#### [WHAT THE TASK ASKS]
Repeat the records word for word, excluding any picture.

Web page and app entries

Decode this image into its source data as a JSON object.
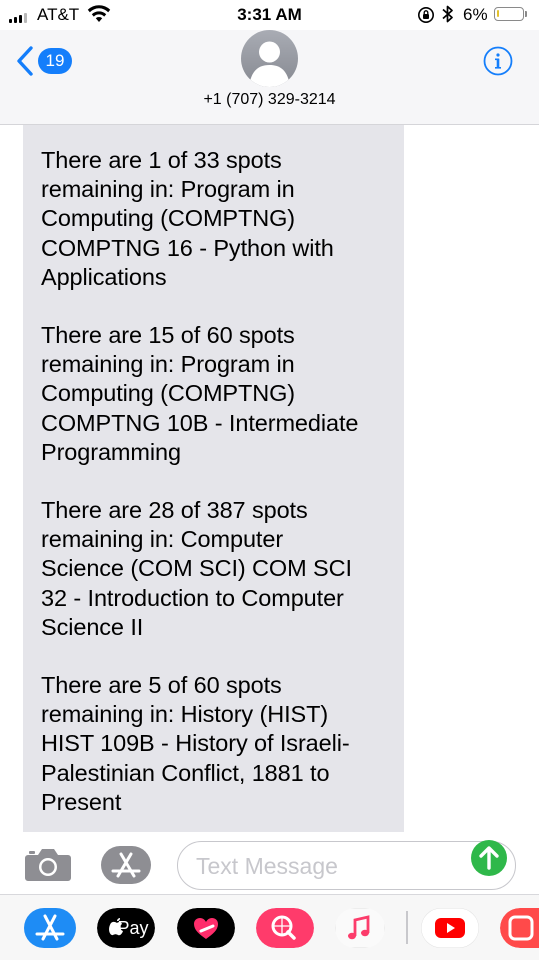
{
  "status_bar": {
    "carrier": "AT&T",
    "time": "3:31 AM",
    "battery_percent": "6%",
    "battery_level": 0.06,
    "battery_color": "#e3c22e",
    "icons": [
      "signal-icon",
      "wifi-icon",
      "rotation-lock-icon",
      "bluetooth-icon",
      "battery-icon"
    ]
  },
  "header": {
    "back_count": "19",
    "contact": "+1 (707) 329-3214",
    "accent_color": "#147efb",
    "icons": [
      "back-chevron-icon",
      "avatar-icon",
      "info-icon"
    ]
  },
  "messages": [
    {
      "text": "There are 1 of 33 spots\nremaining in:  Program in\nComputing (COMPTNG)\nCOMPTNG 16 - Python with\nApplications"
    },
    {
      "text": "There are 15 of 60 spots\nremaining in:  Program in\nComputing (COMPTNG)\nCOMPTNG 10B - Intermediate\nProgramming"
    },
    {
      "text": "There are 28 of 387 spots\nremaining in:  Computer\nScience (COM SCI) COM SCI\n32 - Introduction to Computer\nScience II"
    },
    {
      "text": "There are 5 of 60 spots\nremaining in:  History (HIST)\nHIST 109B - History of Israeli-\nPalestinian Conflict, 1881 to\nPresent"
    }
  ],
  "bubble_color": "#e5e5ea",
  "input_bar": {
    "placeholder": "Text Message",
    "send_color": "#2fb84a",
    "icons": [
      "camera-icon",
      "app-store-icon",
      "send-arrow-icon"
    ]
  },
  "app_drawer": {
    "apple_pay_label": "Pay",
    "apps": [
      "app-store-app-icon",
      "apple-pay-app-icon",
      "digital-touch-app-icon",
      "images-search-app-icon",
      "music-app-icon",
      "youtube-app-icon",
      "partial-app-icon"
    ]
  }
}
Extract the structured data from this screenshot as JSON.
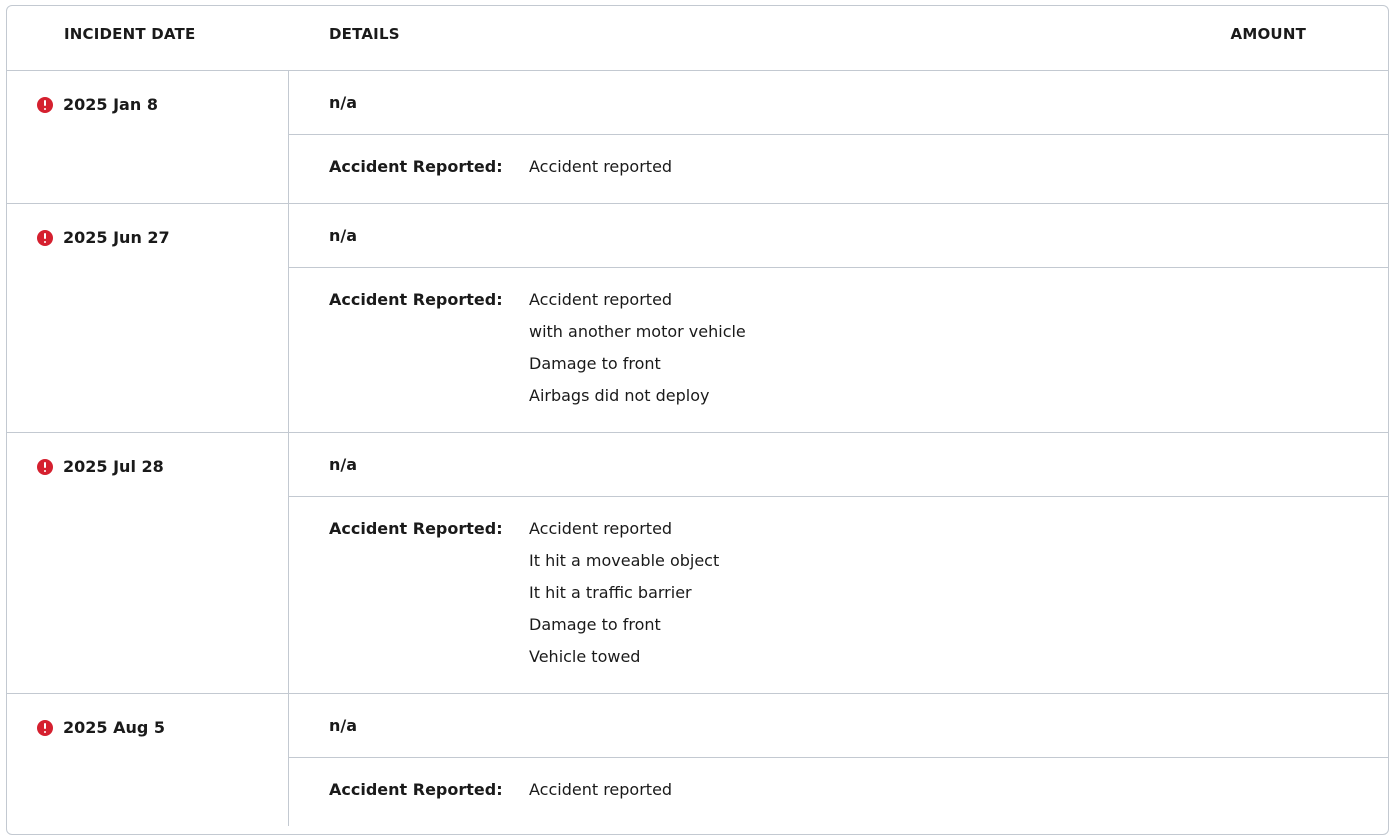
{
  "header": {
    "incident_date": "INCIDENT DATE",
    "details": "DETAILS",
    "amount": "AMOUNT"
  },
  "incidents": [
    {
      "date": "2025 Jan 8",
      "details": "n/a",
      "label": "Accident Reported:",
      "lines": [
        "Accident reported"
      ]
    },
    {
      "date": "2025 Jun 27",
      "details": "n/a",
      "label": "Accident Reported:",
      "lines": [
        "Accident reported",
        "with another motor vehicle",
        "Damage to front",
        "Airbags did not deploy"
      ]
    },
    {
      "date": "2025 Jul 28",
      "details": "n/a",
      "label": "Accident Reported:",
      "lines": [
        "Accident reported",
        "It hit a moveable object",
        "It hit a traffic barrier",
        "Damage to front",
        "Vehicle towed"
      ]
    },
    {
      "date": "2025 Aug 5",
      "details": "n/a",
      "label": "Accident Reported:",
      "lines": [
        "Accident reported"
      ]
    }
  ],
  "icons": {
    "alert": "alert-icon"
  },
  "colors": {
    "alert": "#d5202f",
    "border": "#c3c9d1"
  }
}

#### [RESPONSE TO THE EXERCISE]
Decode this image into its source data as a JSON object.
{
  "status_bar": {
    "carrier": "AT&T",
    "time": "3:31 AM",
    "battery_percent": "6%",
    "battery_level": 0.06,
    "battery_color": "#e3c22e",
    "icons": [
      "signal-icon",
      "wifi-icon",
      "rotation-lock-icon",
      "bluetooth-icon",
      "battery-icon"
    ]
  },
  "header": {
    "back_count": "19",
    "contact": "+1 (707) 329-3214",
    "accent_color": "#147efb",
    "icons": [
      "back-chevron-icon",
      "avatar-icon",
      "info-icon"
    ]
  },
  "messages": [
    {
      "text": "There are 1 of 33 spots\nremaining in:  Program in\nComputing (COMPTNG)\nCOMPTNG 16 - Python with\nApplications"
    },
    {
      "text": "There are 15 of 60 spots\nremaining in:  Program in\nComputing (COMPTNG)\nCOMPTNG 10B - Intermediate\nProgramming"
    },
    {
      "text": "There are 28 of 387 spots\nremaining in:  Computer\nScience (COM SCI) COM SCI\n32 - Introduction to Computer\nScience II"
    },
    {
      "text": "There are 5 of 60 spots\nremaining in:  History (HIST)\nHIST 109B - History of Israeli-\nPalestinian Conflict, 1881 to\nPresent"
    }
  ],
  "bubble_color": "#e5e5ea",
  "input_bar": {
    "placeholder": "Text Message",
    "send_color": "#2fb84a",
    "icons": [
      "camera-icon",
      "app-store-icon",
      "send-arrow-icon"
    ]
  },
  "app_drawer": {
    "apple_pay_label": "Pay",
    "apps": [
      "app-store-app-icon",
      "apple-pay-app-icon",
      "digital-touch-app-icon",
      "images-search-app-icon",
      "music-app-icon",
      "youtube-app-icon",
      "partial-app-icon"
    ]
  }
}
Extract the structured data from this screenshot as JSON.
{
  "header": {
    "incident_date": "INCIDENT DATE",
    "details": "DETAILS",
    "amount": "AMOUNT"
  },
  "incidents": [
    {
      "date": "2025 Jan 8",
      "details": "n/a",
      "label": "Accident Reported:",
      "lines": [
        "Accident reported"
      ]
    },
    {
      "date": "2025 Jun 27",
      "details": "n/a",
      "label": "Accident Reported:",
      "lines": [
        "Accident reported",
        "with another motor vehicle",
        "Damage to front",
        "Airbags did not deploy"
      ]
    },
    {
      "date": "2025 Jul 28",
      "details": "n/a",
      "label": "Accident Reported:",
      "lines": [
        "Accident reported",
        "It hit a moveable object",
        "It hit a traffic barrier",
        "Damage to front",
        "Vehicle towed"
      ]
    },
    {
      "date": "2025 Aug 5",
      "details": "n/a",
      "label": "Accident Reported:",
      "lines": [
        "Accident reported"
      ]
    }
  ],
  "icons": {
    "alert": "alert-icon"
  },
  "colors": {
    "alert": "#d5202f",
    "border": "#c3c9d1"
  }
}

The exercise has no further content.